After removing her breast, she underwent chemotherapy every two weeks for six months until the cancer was completely gone.

Opting to not do reconstructive surgery, she now uses a silicone breast insert, which she places under her clothing.

Her aggressive chemotherapy caused her hair to fall out after one treatment.

Devastated that her hair fell out in large patches, Nikki Brown turned to her husband for support.

“He just looked at me and said, don’t worry about it, I’m a barber,” Nikki Brown said.

And on the days when she felt unattractive, he was always there to boost her spirits.

“I never looked at her as being ugly,” Demond Brown said. “Even though her skin changed color, she still had the same facial features.”

His wife’s hands, feet and tongue turned a dark shade from the chemotherapy treatments.

“No matter what, I’m going to love her,” Demond said. “I’m going to always think she’s sexy, because she is.”

But for as confident as Demond appeared to his wife, he too had moments when the uncertainty was too much for him to bear.

“There were days I would go in the bathroom to cry because I didn’t know what the outcome was going to be,” Demond Brown said. “She was strong through the whole ordeal. I can’t say the same about myself.”

Guiding his wife through her treatments was all too familiar for him because when he was 18 his mother had breast cancer.

“You appreciate somebody more when they’re strong and come through something like this,” Demond Brown said.

The Browns cherish every day they spend together and are thankful Nikki is a survivor for three years now.

She urges every man and woman to have a doctor screen them for breast cancer early and often.

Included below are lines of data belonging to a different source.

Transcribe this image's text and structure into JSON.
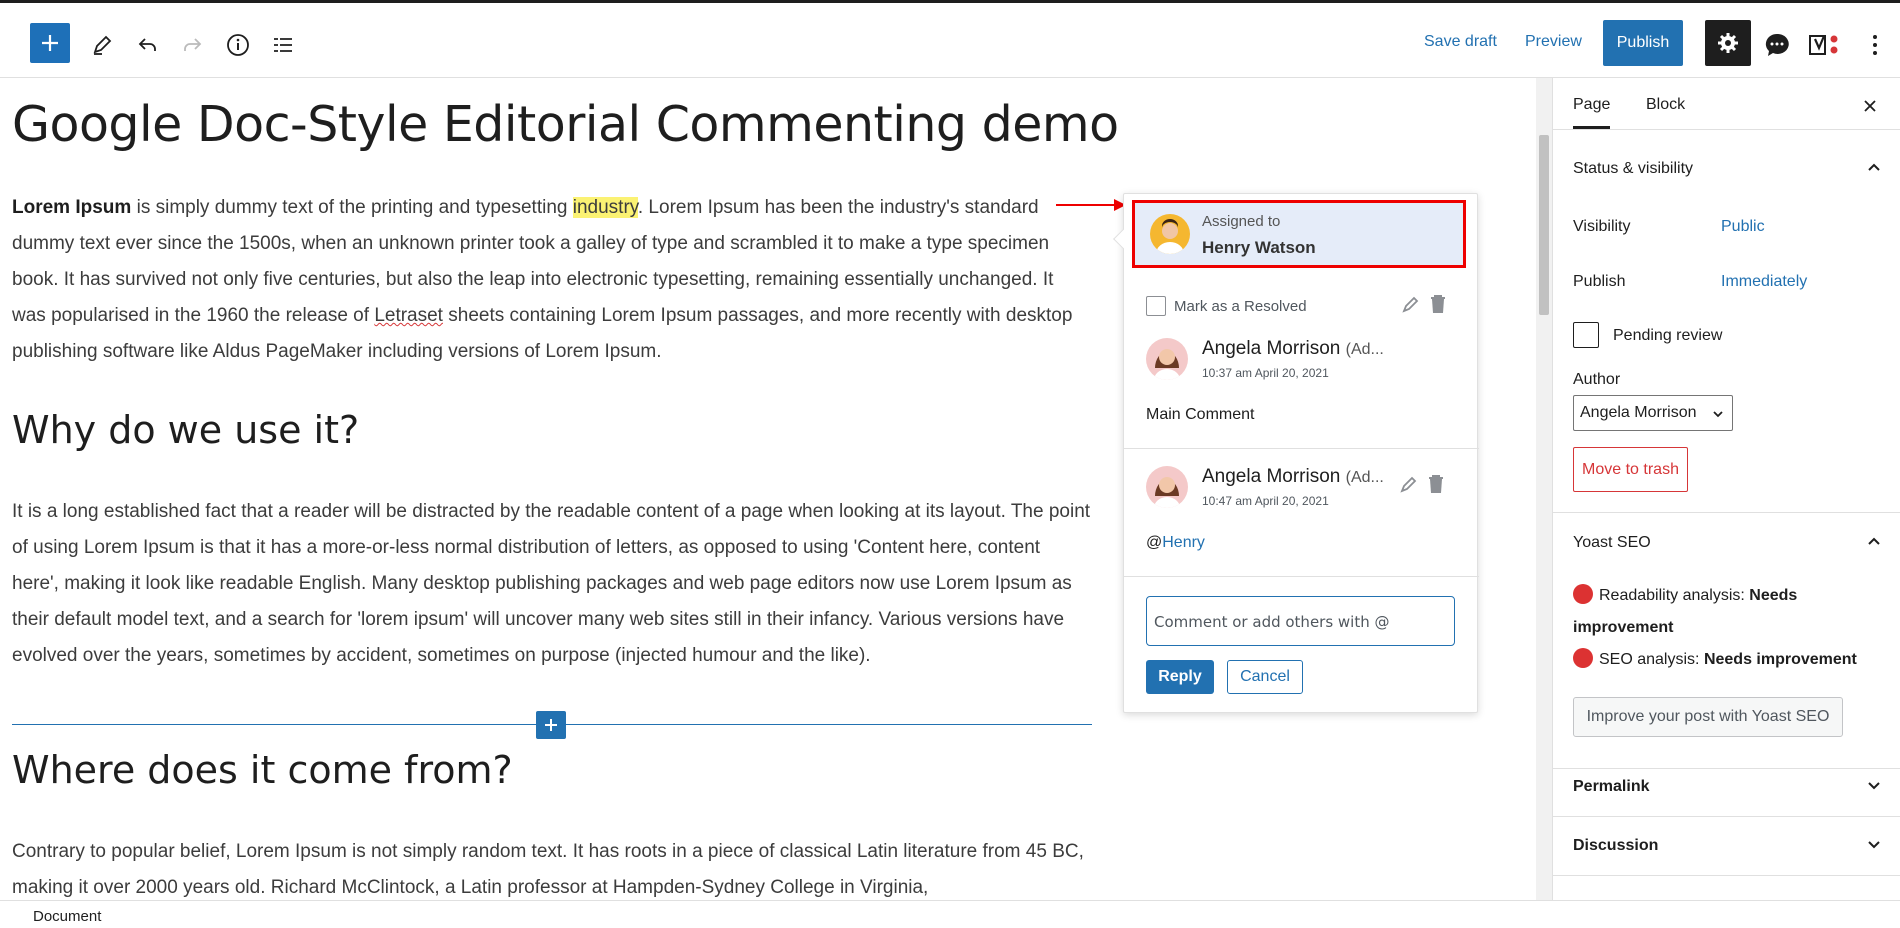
{
  "toolbar": {
    "save_draft": "Save draft",
    "preview": "Preview",
    "publish": "Publish"
  },
  "editor": {
    "title": "Google Doc-Style Editorial Commenting demo",
    "p1_lead": "Lorem Ipsum",
    "p1_a": " is simply dummy text of the printing and typesetting ",
    "p1_highlight": "industry",
    "p1_b": ". Lorem Ipsum has been the industry's standard dummy text ever since the 1500s, when an unknown printer took a galley of type and scrambled it to make a type specimen book. It has survived not only five centuries, but also the leap into electronic typesetting, remaining essentially unchanged. It was popularised in the 1960 the release of ",
    "p1_misspelled": "Letraset",
    "p1_c": " sheets containing Lorem Ipsum passages, and more recently with desktop publishing software like Aldus PageMaker including versions of Lorem Ipsum.",
    "h2_1": "Why do we use it?",
    "p2": "It is a long established fact that a reader will be distracted by the readable content of a page when looking at its layout. The point of using Lorem Ipsum is that it has a more-or-less normal distribution of letters, as opposed to using 'Content here, content here', making it look like readable English. Many desktop publishing packages and web page editors now use Lorem Ipsum as their default model text, and a search for 'lorem ipsum' will uncover many web sites still in their infancy. Various versions have evolved over the years, sometimes by accident, sometimes on purpose (injected humour and the like).",
    "h2_2": "Where does it come from?",
    "p3": "Contrary to popular belief, Lorem Ipsum is not simply random text. It has roots in a piece of classical Latin literature from 45 BC, making it over 2000 years old. Richard McClintock, a Latin professor at Hampden-Sydney College in Virginia,"
  },
  "comment_popup": {
    "assigned_label": "Assigned to",
    "assigned_name": "Henry Watson",
    "resolve_label": "Mark as a Resolved",
    "comments": [
      {
        "author": "Angela Morrison",
        "role": "(Ad...",
        "time": "10:37 am April 20, 2021",
        "text": "Main Comment"
      },
      {
        "author": "Angela Morrison",
        "role": "(Ad...",
        "time": "10:47 am April 20, 2021",
        "text_prefix": "@",
        "mention": "Henry"
      }
    ],
    "reply_placeholder": "Comment or add others with @",
    "reply_button": "Reply",
    "cancel_button": "Cancel"
  },
  "sidebar": {
    "tabs": [
      "Page",
      "Block"
    ],
    "status_visibility": {
      "heading": "Status & visibility",
      "visibility_label": "Visibility",
      "visibility_value": "Public",
      "publish_label": "Publish",
      "publish_value": "Immediately",
      "pending_review": "Pending review",
      "author_label": "Author",
      "author_value": "Angela Morrison",
      "trash_button": "Move to trash"
    },
    "yoast": {
      "heading": "Yoast SEO",
      "readability_label": "Readability analysis: ",
      "readability_value": "Needs improvement",
      "seo_label": "SEO analysis: ",
      "seo_value": "Needs improvement",
      "improve_button": "Improve your post with Yoast SEO"
    },
    "permalink": "Permalink",
    "discussion": "Discussion"
  },
  "footer": {
    "breadcrumb": "Document"
  },
  "colors": {
    "accent": "#2271b1",
    "highlight": "#fbf273",
    "alert": "#d63638"
  }
}
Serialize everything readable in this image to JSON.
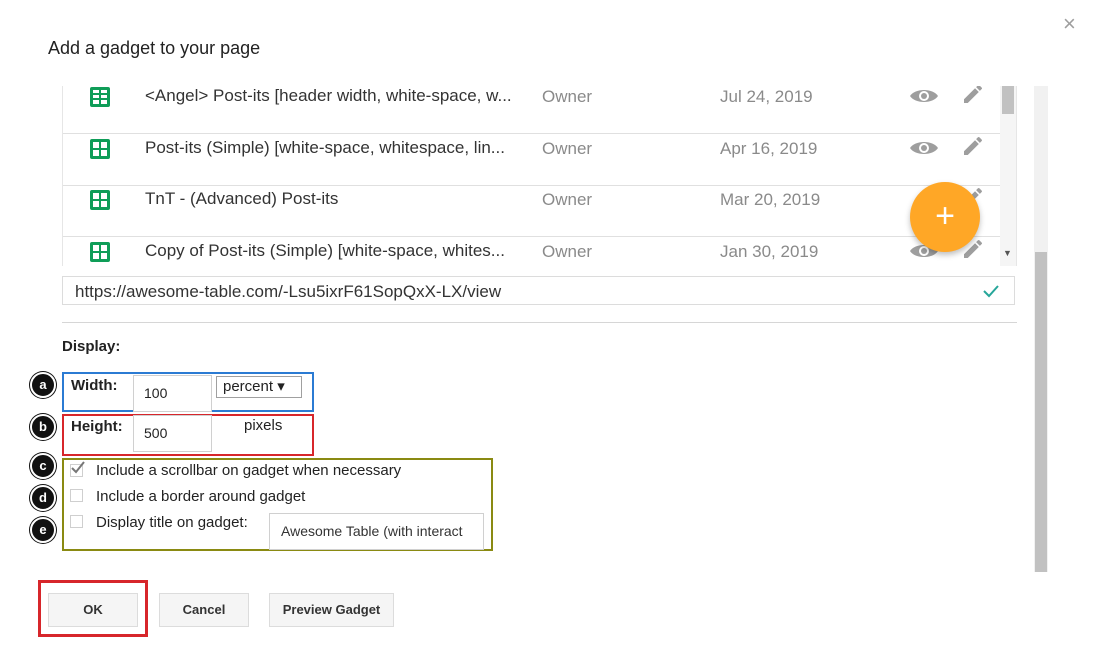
{
  "dialog": {
    "title": "Add a gadget to your page",
    "close_glyph": "×"
  },
  "files": [
    {
      "name": "<Angel> Post-its [header width, white-space, w...",
      "owner": "Owner",
      "date": "Jul 24, 2019",
      "icon": "sheets-icon"
    },
    {
      "name": "Post-its (Simple) [white-space, whitespace, lin...",
      "owner": "Owner",
      "date": "Apr 16, 2019",
      "icon": "sheets-icon"
    },
    {
      "name": "TnT - (Advanced) Post-its",
      "owner": "Owner",
      "date": "Mar 20, 2019",
      "icon": "sheets-icon"
    },
    {
      "name": "Copy of Post-its (Simple) [white-space, whites...",
      "owner": "Owner",
      "date": "Jan 30, 2019",
      "icon": "sheets-icon"
    }
  ],
  "fab": {
    "glyph": "+",
    "color": "#ffa726"
  },
  "url": {
    "value": "https://awesome-table.com/-Lsu5ixrF61SopQxX-LX/view"
  },
  "display": {
    "label": "Display:",
    "width": {
      "label": "Width:",
      "value": "100",
      "unit": "percent ▾"
    },
    "height": {
      "label": "Height:",
      "value": "500",
      "unit": "pixels"
    },
    "scrollbar": {
      "label": "Include a scrollbar on gadget when necessary",
      "checked": true
    },
    "border": {
      "label": "Include a border around gadget",
      "checked": false
    },
    "show_title": {
      "label": "Display title on gadget:",
      "checked": false,
      "value": "Awesome Table (with interact"
    }
  },
  "callouts": [
    "a",
    "b",
    "c",
    "d",
    "e"
  ],
  "buttons": {
    "ok": "OK",
    "cancel": "Cancel",
    "preview": "Preview Gadget"
  },
  "colors": {
    "sheets_green": "#0f9d58",
    "check_teal": "#26a69a",
    "highlight_blue": "#2b7bd3",
    "highlight_red": "#d7262b",
    "highlight_olive": "#8a8a12"
  }
}
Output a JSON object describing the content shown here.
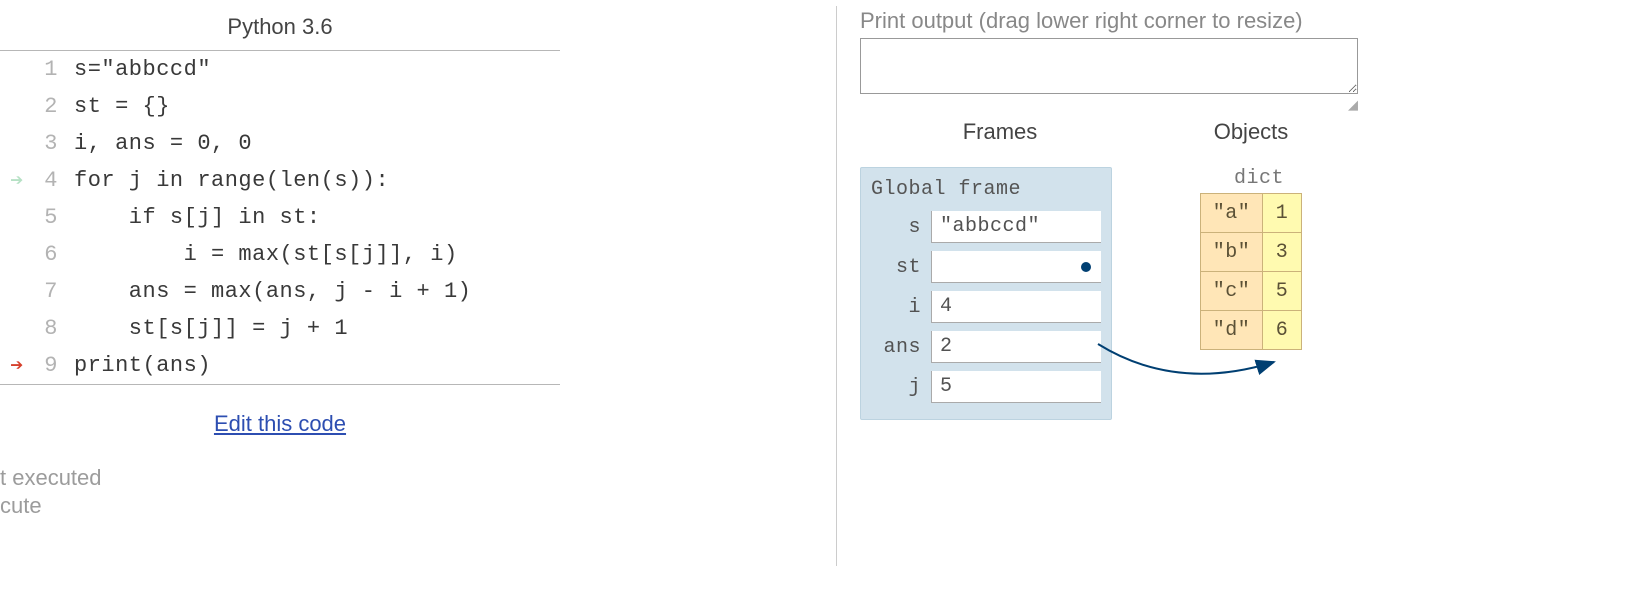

“It doesn’t matter what age you are, you can be inflicted with this disease,” she said. “I just hope that one they do have a cure.”